> [Work order]: Find the word "NetDrop" in the data, then copy each line where it is found.
++++++++++
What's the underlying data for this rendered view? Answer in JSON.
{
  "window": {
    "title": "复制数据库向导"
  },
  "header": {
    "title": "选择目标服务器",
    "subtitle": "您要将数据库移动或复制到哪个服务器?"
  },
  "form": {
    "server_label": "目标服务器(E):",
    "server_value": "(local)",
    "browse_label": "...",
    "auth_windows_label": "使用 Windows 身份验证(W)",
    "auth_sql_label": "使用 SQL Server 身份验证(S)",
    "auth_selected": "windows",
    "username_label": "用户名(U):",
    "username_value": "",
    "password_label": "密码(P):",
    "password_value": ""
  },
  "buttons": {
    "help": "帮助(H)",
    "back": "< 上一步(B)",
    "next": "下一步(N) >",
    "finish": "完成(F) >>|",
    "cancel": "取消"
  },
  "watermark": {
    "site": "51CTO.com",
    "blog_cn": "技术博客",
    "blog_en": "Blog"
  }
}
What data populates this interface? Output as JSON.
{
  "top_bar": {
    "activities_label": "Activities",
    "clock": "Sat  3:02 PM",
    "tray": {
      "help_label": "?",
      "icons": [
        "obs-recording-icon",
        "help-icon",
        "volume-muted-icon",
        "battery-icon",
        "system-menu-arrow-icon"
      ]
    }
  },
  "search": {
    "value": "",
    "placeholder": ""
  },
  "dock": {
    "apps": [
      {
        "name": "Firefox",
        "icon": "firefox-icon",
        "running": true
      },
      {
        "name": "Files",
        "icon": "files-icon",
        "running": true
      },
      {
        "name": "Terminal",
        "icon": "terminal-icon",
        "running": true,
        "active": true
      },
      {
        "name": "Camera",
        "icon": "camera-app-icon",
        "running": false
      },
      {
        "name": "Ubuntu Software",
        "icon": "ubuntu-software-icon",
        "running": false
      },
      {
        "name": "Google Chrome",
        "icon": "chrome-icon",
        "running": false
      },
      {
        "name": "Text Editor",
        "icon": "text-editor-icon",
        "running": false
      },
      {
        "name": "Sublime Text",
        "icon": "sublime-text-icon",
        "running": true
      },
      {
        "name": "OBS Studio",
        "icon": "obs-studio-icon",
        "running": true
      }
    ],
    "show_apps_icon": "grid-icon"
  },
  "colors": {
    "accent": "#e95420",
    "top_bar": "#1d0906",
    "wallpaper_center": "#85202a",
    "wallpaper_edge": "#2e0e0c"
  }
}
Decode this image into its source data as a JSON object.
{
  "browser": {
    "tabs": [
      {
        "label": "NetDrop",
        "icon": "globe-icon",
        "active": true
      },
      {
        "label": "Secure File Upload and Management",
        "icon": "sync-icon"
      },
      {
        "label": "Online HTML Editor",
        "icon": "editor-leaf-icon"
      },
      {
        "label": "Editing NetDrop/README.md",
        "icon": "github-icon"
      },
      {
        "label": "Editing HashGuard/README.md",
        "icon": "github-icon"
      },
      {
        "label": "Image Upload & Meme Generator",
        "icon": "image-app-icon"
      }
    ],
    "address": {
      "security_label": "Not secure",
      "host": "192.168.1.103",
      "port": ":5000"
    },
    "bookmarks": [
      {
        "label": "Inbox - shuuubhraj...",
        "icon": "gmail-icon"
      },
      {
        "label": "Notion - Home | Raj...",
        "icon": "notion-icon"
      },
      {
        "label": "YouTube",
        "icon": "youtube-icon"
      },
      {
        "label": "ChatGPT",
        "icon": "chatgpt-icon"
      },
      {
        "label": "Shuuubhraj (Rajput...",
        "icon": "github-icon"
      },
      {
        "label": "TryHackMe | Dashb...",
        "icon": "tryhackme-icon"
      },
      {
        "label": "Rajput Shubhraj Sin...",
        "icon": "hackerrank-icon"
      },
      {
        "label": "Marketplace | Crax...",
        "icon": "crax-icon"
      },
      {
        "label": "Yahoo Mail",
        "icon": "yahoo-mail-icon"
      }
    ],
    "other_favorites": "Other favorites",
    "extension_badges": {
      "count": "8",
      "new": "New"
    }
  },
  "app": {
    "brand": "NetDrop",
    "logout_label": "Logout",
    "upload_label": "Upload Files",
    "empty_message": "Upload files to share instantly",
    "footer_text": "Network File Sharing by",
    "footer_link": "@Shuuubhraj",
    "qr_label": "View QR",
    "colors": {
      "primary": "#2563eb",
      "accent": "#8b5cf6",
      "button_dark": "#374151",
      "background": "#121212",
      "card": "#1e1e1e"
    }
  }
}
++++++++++
> [Answer section]:
        "label": "NetDrop",
        "label": "Editing NetDrop/README.md",
    "brand": "NetDrop",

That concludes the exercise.